DIRECTIONS FOR THIS TASK
Leave out the images and set down the records below exactly.

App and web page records
· · · ·
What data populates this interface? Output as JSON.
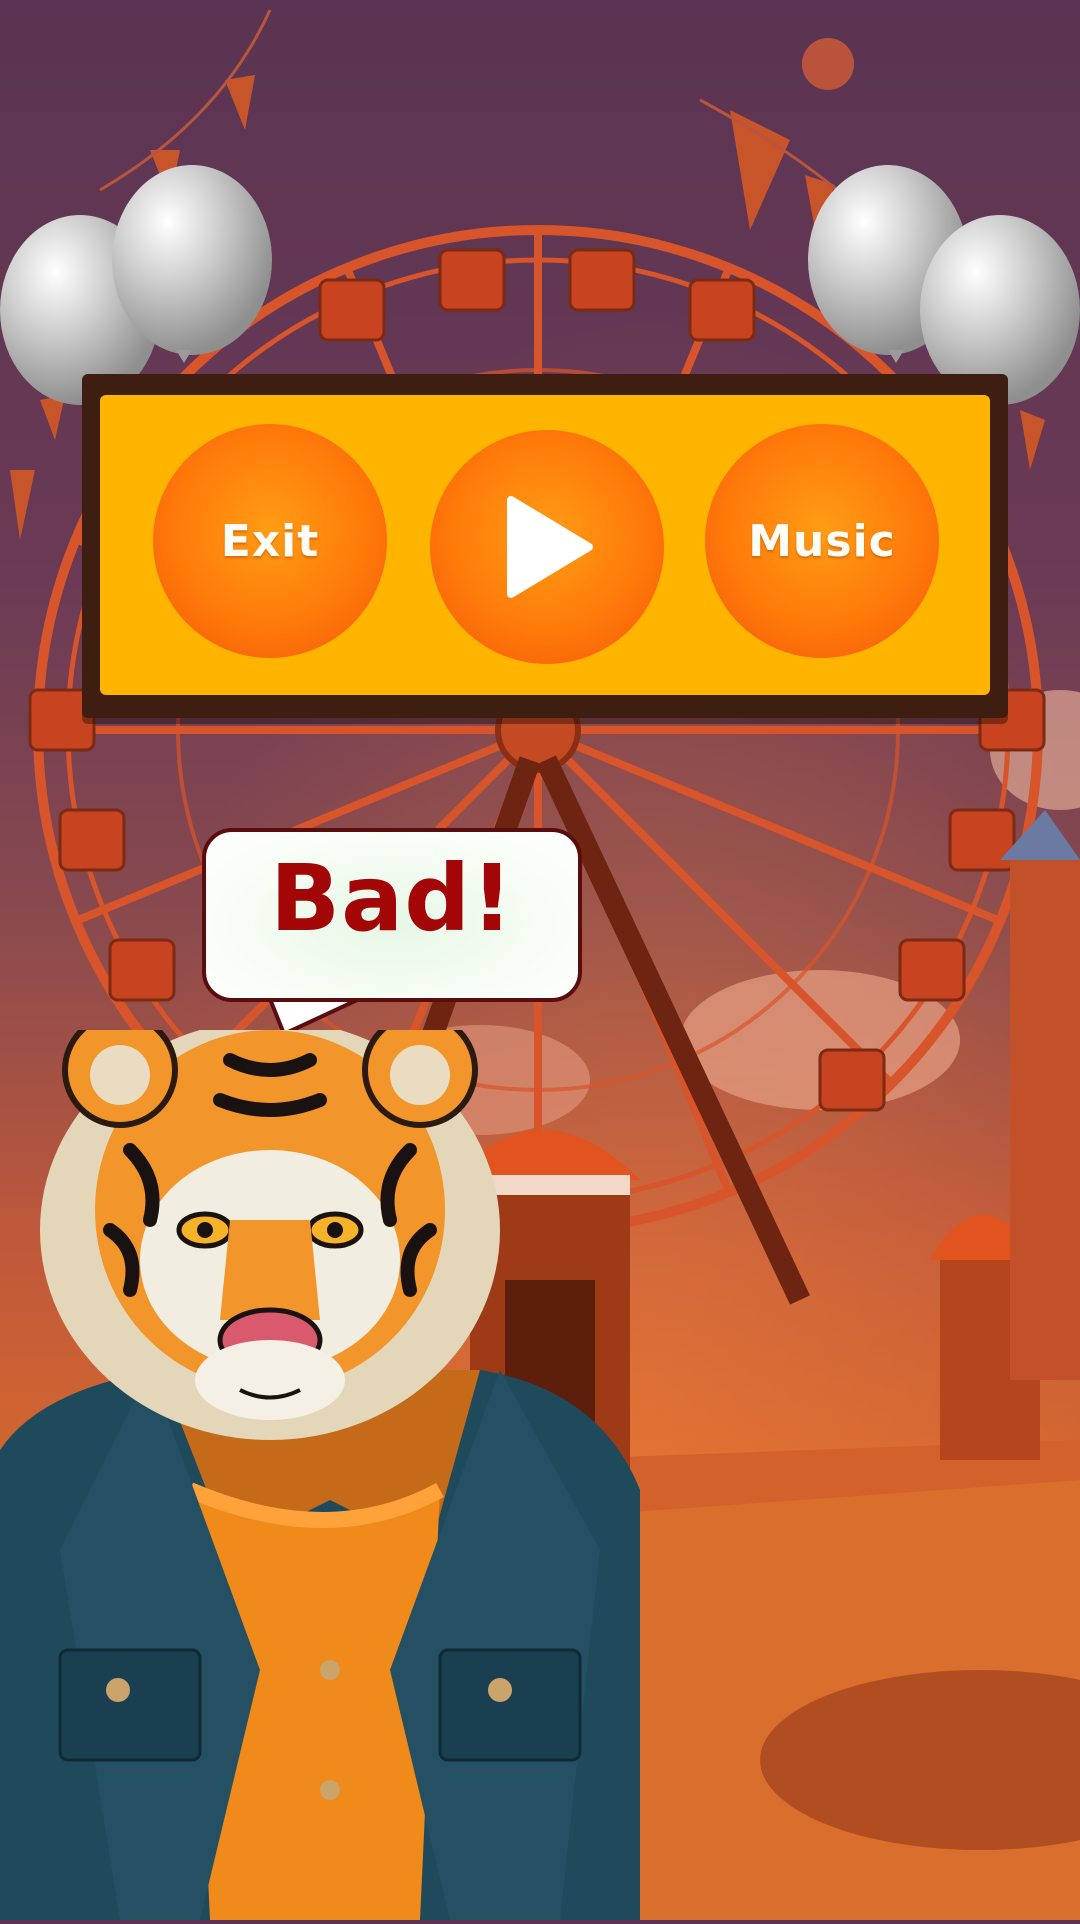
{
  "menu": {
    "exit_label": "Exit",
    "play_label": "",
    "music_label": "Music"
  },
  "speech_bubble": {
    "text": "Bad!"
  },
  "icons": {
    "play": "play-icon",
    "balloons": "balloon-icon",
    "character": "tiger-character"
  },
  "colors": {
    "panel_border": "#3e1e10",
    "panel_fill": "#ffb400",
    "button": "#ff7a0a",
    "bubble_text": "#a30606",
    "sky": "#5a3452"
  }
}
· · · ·
WRITTEN RESPONSE
What data populates this interface? Output as JSON.
{
  "menu": {
    "exit_label": "Exit",
    "play_label": "",
    "music_label": "Music"
  },
  "speech_bubble": {
    "text": "Bad!"
  },
  "icons": {
    "play": "play-icon",
    "balloons": "balloon-icon",
    "character": "tiger-character"
  },
  "colors": {
    "panel_border": "#3e1e10",
    "panel_fill": "#ffb400",
    "button": "#ff7a0a",
    "bubble_text": "#a30606",
    "sky": "#5a3452"
  }
}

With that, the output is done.